Pictures aside, repeat all the entries below exactly as they appear.

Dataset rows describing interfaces
○ ○ ○ ○ ○
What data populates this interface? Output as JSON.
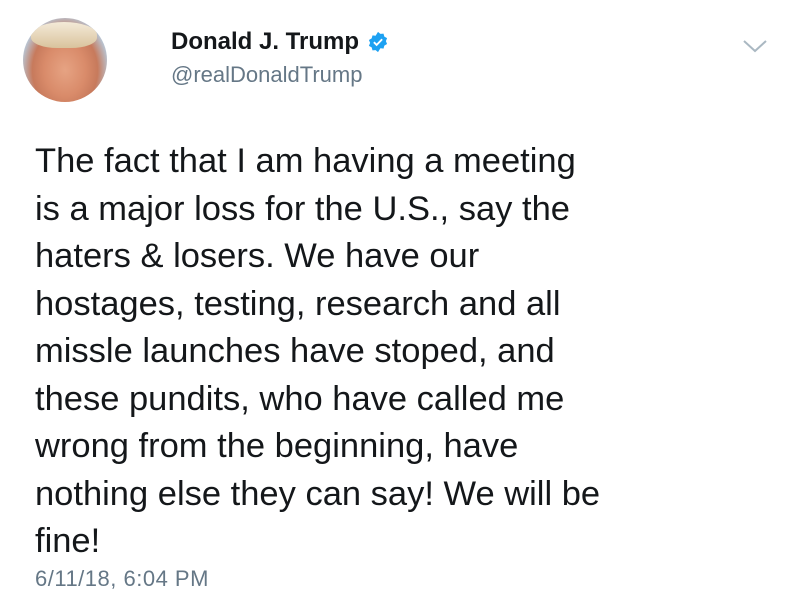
{
  "author": {
    "name": "Donald J. Trump",
    "handle": "@realDonaldTrump",
    "verified": true,
    "verified_color": "#1da1f2"
  },
  "tweet": {
    "lines": [
      "The fact that I am having a meeting",
      "is a major loss for the U.S., say the",
      "haters & losers. We have our",
      "hostages, testing, research and all",
      "missle launches have stoped, and",
      "these pundits, who have called me",
      "wrong from the beginning, have",
      "nothing else they can say! We will be",
      "fine!"
    ],
    "timestamp": "6/11/18, 6:04 PM"
  },
  "icons": {
    "menu": "chevron-down-icon",
    "verified": "verified-badge-icon"
  }
}
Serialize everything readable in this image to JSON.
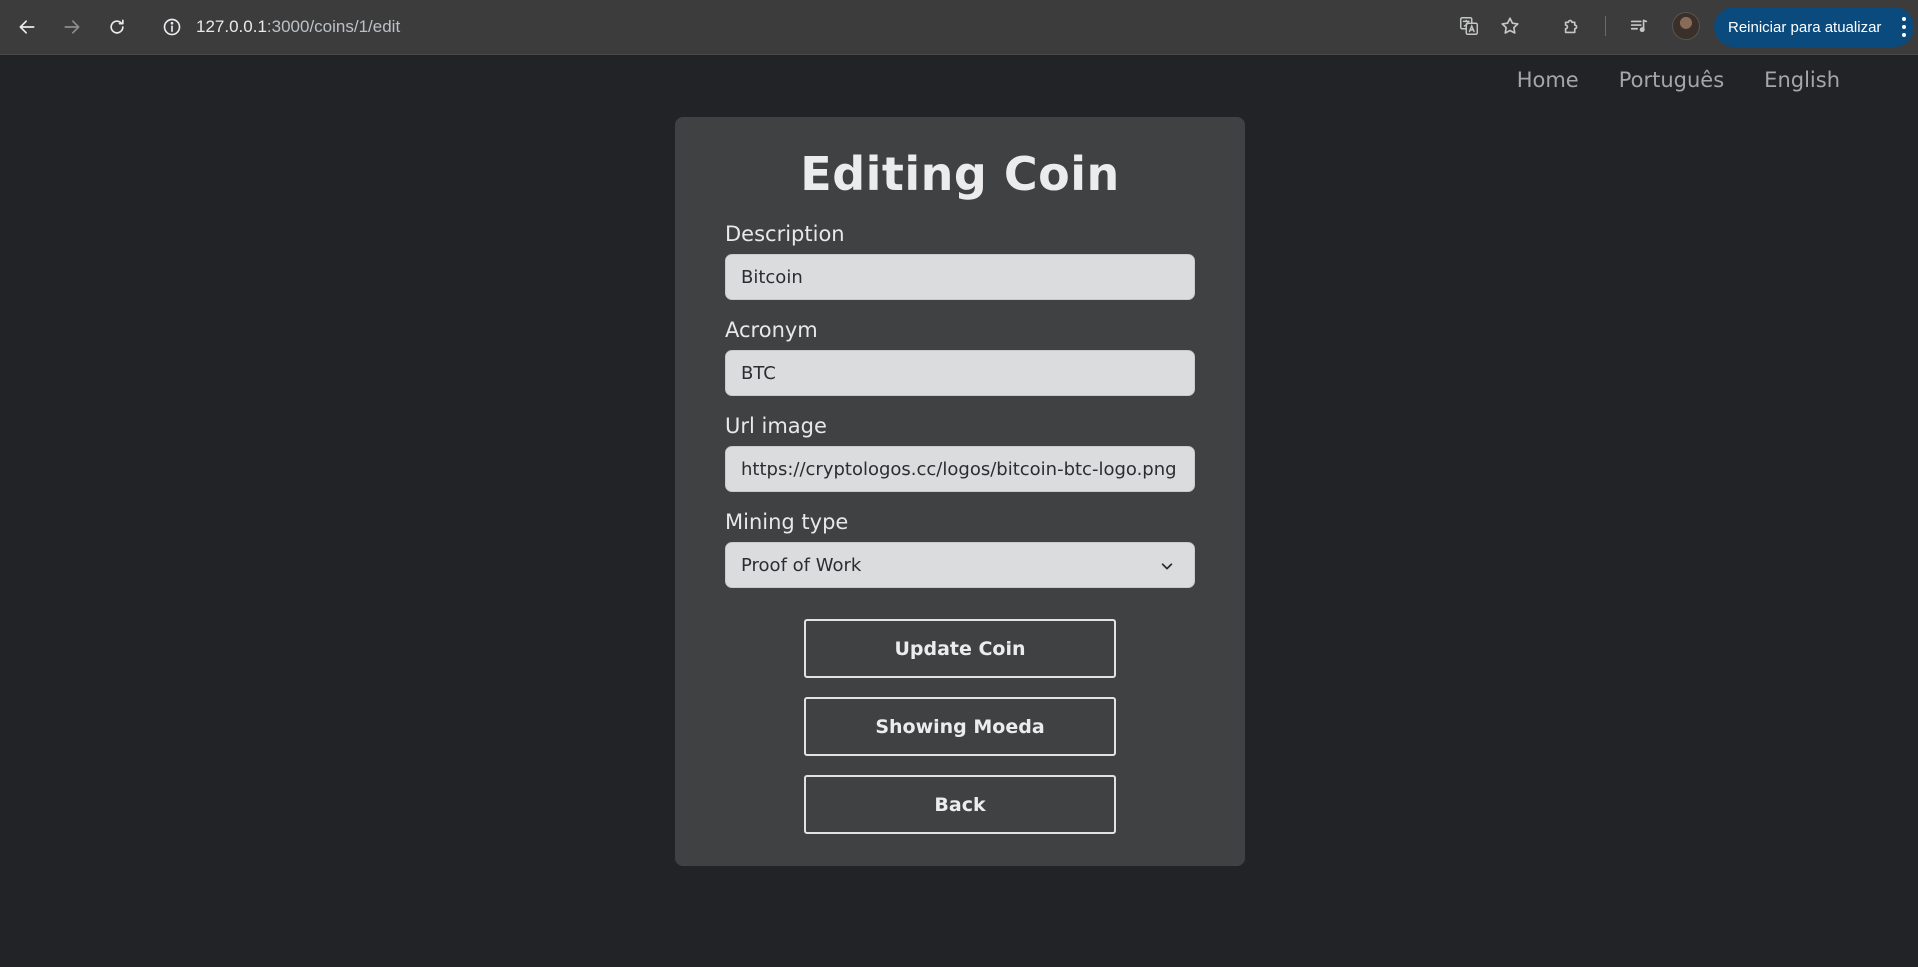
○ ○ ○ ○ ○
Solution for this task:
What data populates this interface? Output as JSON.
{
  "author": {
    "name": "Donald J. Trump",
    "handle": "@realDonaldTrump",
    "verified": true,
    "verified_color": "#1da1f2"
  },
  "tweet": {
    "lines": [
      "The fact that I am having a meeting",
      "is a major loss for the U.S., say the",
      "haters & losers. We have our",
      "hostages, testing, research and all",
      "missle launches have stoped, and",
      "these pundits, who have called me",
      "wrong from the beginning, have",
      "nothing else they can say! We will be",
      "fine!"
    ],
    "timestamp": "6/11/18, 6:04 PM"
  },
  "icons": {
    "menu": "chevron-down-icon",
    "verified": "verified-badge-icon"
  }
}
Serialize everything readable in this image to JSON.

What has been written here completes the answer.